Borrowing inspiration from one particularly well-known script, Hallmark Channel gets everything right in this cute comedy that wanders – even if only of the mildly amusing sort – into the “dangerous” world of private security.
Following a bad wedding experience, Tanya (Brooke Burns) has a case of wedding phobia and it doesn’t bode well for the latest client her private security firm lands. Following threats to his daughter mere days before her society wedding, a wealthy businessman (Gregory Harrison) whose company is on the verge of merging is looking to hire security to protect his daughter. When Daisy (Nicole Paggi) refuses the idea, Tanya’s boss gives her the gig working undercover to appease their client and Tanya with an ultimatum: Take the job and make partner or lose it altogether. Never a quitter, she takes the job, immersing herself in bridal games and horrors of horrors, girl talk and pink lace.
Trading in their normal trademark, feel-good chick flick (though don’t be fooled, this still fits that genre) is this cute movie that actually does well at combining some action and mystery plus the usual romantics. In the case of the latter, there isn’t much of a script although what there is was awfully cute whereas I was more impressed by the kick-butt part of the movie – only because it’s so rare to find within this series. Sticking with a comfortable plot is usually easy without guaranteeing that the story will be a “good” one. While I cannot say that this is something all that unique (it isn’t), credit must be given for the attempt at producing something with a bit more “bite” to it even if it does end up being more sparkle than spark.

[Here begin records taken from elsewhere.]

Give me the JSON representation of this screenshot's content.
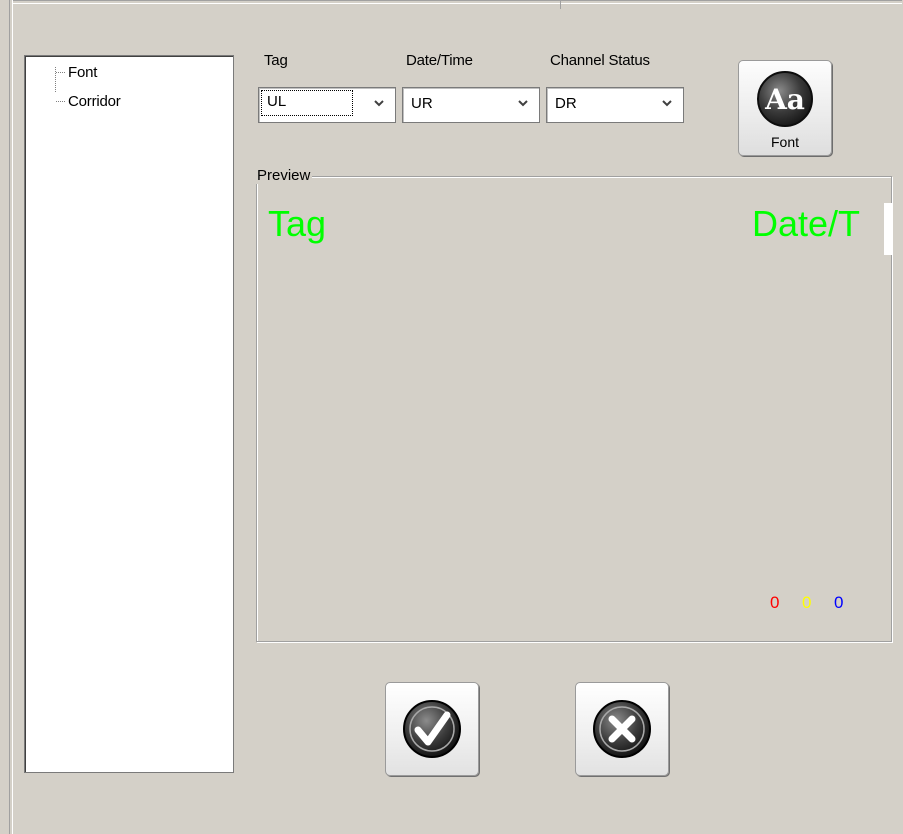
{
  "tree": {
    "items": [
      {
        "label": "Font"
      },
      {
        "label": "Corridor"
      }
    ]
  },
  "fields": {
    "tag": {
      "label": "Tag",
      "value": "UL"
    },
    "datetime": {
      "label": "Date/Time",
      "value": "UR"
    },
    "channel_status": {
      "label": "Channel Status",
      "value": "DR"
    }
  },
  "font_button": {
    "label": "Font",
    "glyph": "Aa",
    "icon": "font-aa-icon"
  },
  "preview": {
    "title": "Preview",
    "tag_text": "Tag",
    "datetime_text": "Date/T",
    "text_color": "#00ff00",
    "channels": [
      {
        "value": "0",
        "color": "#ff0000"
      },
      {
        "value": "0",
        "color": "#ffff00"
      },
      {
        "value": "0",
        "color": "#0000ff"
      }
    ]
  },
  "buttons": {
    "ok_icon": "checkmark-icon",
    "cancel_icon": "close-icon"
  }
}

The contrast of professional business woman and screaming, immature bridesmaids was a humorous piece of fun to play with. Tanya was the consummate professional, always determined to do only her job and nothing more. Seeing her attempt to interact because she was asked to blend in with a trio of wealthy, still immature women – who think that wearing the wrong color in the “off-season” was more horrible than what could be going on in the real world – is one of the most humorous satire of the entire film; it’s that distinction between Tanya and Daisy that engages in some fabulous and wholesome sections of comedy. Brooke’s expressions of exasperation were adorable and hilarious whereas the relationship that grows between she and Daisy was perfectly sweet, and is reminiscent of true friendship budding, no matter how opposite the girls were. Each of the characters were fun and easy to like save for my conservative side bristling at the groom’s wondering eye while claiming to “truly” love Daisy – in the end, it delighted me to see them together but seems a bit hypocritical to think that you ogle other women and maintain to have eyes for “only one.” (Insert an eye roll sense of sarcasm here.)
Aside from some petty complaints, this was a fabulous way to spend an evening. Acting isn’t bad and Burns gets a chance to showcase some comic talent – especially when it comes to her interaction with a groomsman that takes the usual, clichéd paths. (Were there only one complaint about Jake, it’d be the result of the mystery surrounding him – seriously, I think writers could have written something cleverer.) Then there are the comparisons that can be drawn to movies like Miss Congeniality or Revenge of the Bridesmaids. In the former’s case, the setting is obviously drastically different as is the story though one cannot help but think perhaps some inspiration was drawn from its “classic” script. This version is like the “family-friendly” one. Then the latter and fun ABC Family movie is certainly in the same vein as this – if you liked it, then this is a fun piece of fluff – and there is something comforting in familiarity. That is what this film aces. Enough “sweetness” shines through keeping up the tradition and value we’ve come to expect from the network.
(Parental Concerns: One woman comments that she’s “waiting” [she still has no scruples about making out with her boyfriend] and there’s one instance when covering a flub, Tanya pretends she’s “saving” Daisy from going “too far” before the wedding. One or two minor innuendoes may be present. The film rates TVPG.)